Last month, when just about everyone was applauding the NCAA-tourney bound BYU basketball team for benching forward Brandon Davies for violations of the University honor code, we sounded a note of caution here at RD about the “dark side” of honor code enforcement.
After all, the honor code had been created during the 1960s in an effort by ultra-conservative BYU President Ernest Wilkinson to root out liberals, and honor code enforcement (including anonymous referrals) had been used to bait and harrass feminist, liberal, and gay students, shut down campus free speech, and compromise the privacy of pastoral counseling for students.
Yesterday, at the sports blog Deadspin, Darron Smith—who is African-American and Mormon, and editor of the praised Black and Mormon (University of Illinois, 2004)—argued that the Davies incident is but one in a much larger pattern of honor code harrassment of African-American athletes at BYU.
According to Smith, athletes of color, who make up about 23% of the athletes at BYU, make up nearly 80% of the athletes suspended, dismissed, or forced to withdraw for alleged honor code violations. African-American athletes are experiencing a disproportionate rate of honor code enforcement.
Interviews with African-American former BYU athletes conducted by Smith and his co-author Luke O’Brien present an even more damning picture of “bait and switch” tactics used by BYU recruiters inferring, promising, or actually supplying easy access to women and alcohol to lure teenaged athletes to Provo, downplaying the University honor code, then expecting young men to fend for themselves in a highly conservative Utah town where trouble finds black folks fast.
It’s a picture not at all surprising to those of us who have attended BYU and witnessed both the differential status accorded to BYU athletes as well as the potential for honor code enforcement abuse.
Twenty years ago, when I worked for the independent BYU student newspaper Student Review, we regularly ran exposés on honor code enforcement abuses of students whose differences—anything from protesting the Iraq War, to having a tattoo, to being black—made them vulnerable in a community that placed a high priority on conformity.
In 1994, the Student Review also ran a story alleging widespread alcohol use by star basketball, football, tennis, and golf players, with the knowledge and even the protection of University officials.
So accustomed were we to the idea that BYU athletes partied that many of us scratched our heads when the Brandon Davies story broke.
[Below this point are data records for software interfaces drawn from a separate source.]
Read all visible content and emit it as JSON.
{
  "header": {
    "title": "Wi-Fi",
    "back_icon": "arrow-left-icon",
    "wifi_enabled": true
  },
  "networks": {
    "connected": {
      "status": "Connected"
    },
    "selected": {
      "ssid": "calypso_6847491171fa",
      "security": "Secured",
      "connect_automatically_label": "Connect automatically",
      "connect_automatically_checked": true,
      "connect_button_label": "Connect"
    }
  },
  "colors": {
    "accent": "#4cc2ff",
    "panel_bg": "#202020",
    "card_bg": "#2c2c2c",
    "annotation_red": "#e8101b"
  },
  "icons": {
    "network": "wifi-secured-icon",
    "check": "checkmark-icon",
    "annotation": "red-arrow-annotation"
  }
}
Why would the honor code be enforced this time?
Smith’s damning story argues that enforcement on Davies must be understood as part of a racially-hierarchized enforcement of the honor code, where white athletes enjoy more protection than their Polynesian and African-American peers.
Yes, it is a story that calls up Mormonism’s troubled history on African-American issues. (And Smith, surprisingly, gets some of that history wrong: for example, some African-American men were ordained to the Mormon priesthood until the latter part of the nineteenth century, when regressive racially discriminatory policies were instituted.)
And it is a story about the contemporary exploitation of college athletes. There can be no question that black college athletes are economically and socially exploited at universities from coast to coast. At BYU, as Smith argues, that exploitation takes on an extra moral dimension when University recruiters hungry for talent lure young non-LDS Black men to Provo with false promises and little awareness of what it actually takes to support African-Americans on a campus where only 176 students—out of 32,000—are black. That’s just plain bad faith on the part of BYU.
Smith’s article also reveals the extent to which the misogynistic exploitation of young women as bait for atheletes continues to be a part of college recruitment, even at BYU. I’m not forgetting about the 17 year old Provo local who—as detailed in Smith’s article—was allegedly brought from a local mall to the home of two football players houses, given alcohol, and raped, and neither should you.
But most of all it’s a story about how morality gets played in America.
Behind every celebrated institutional “moral victory” like the Brandon Davies story stands another less glamorous story about someone who got caught because they were in the wrong place, at the wrong time, with less savvy, less money, less privilege, and less power.
And in America, that someone is usually black.
We live in a country that criminalizes and incarcerates young black men at incredibly disproportionate rates—in 2009, African-Americans comprised 12.4% of the general US population and 38.2% of its prison population—and in some regions spends more money on prisons than it does on public universities. How moral is that?
I truly wish I could say my religion, my alma mater, were different, somehow better than the rest of America on this front. I wish I could say that black athletes at BYU weren’t set up to experience disproportionate rates of honor code enforcement.
But I can’t.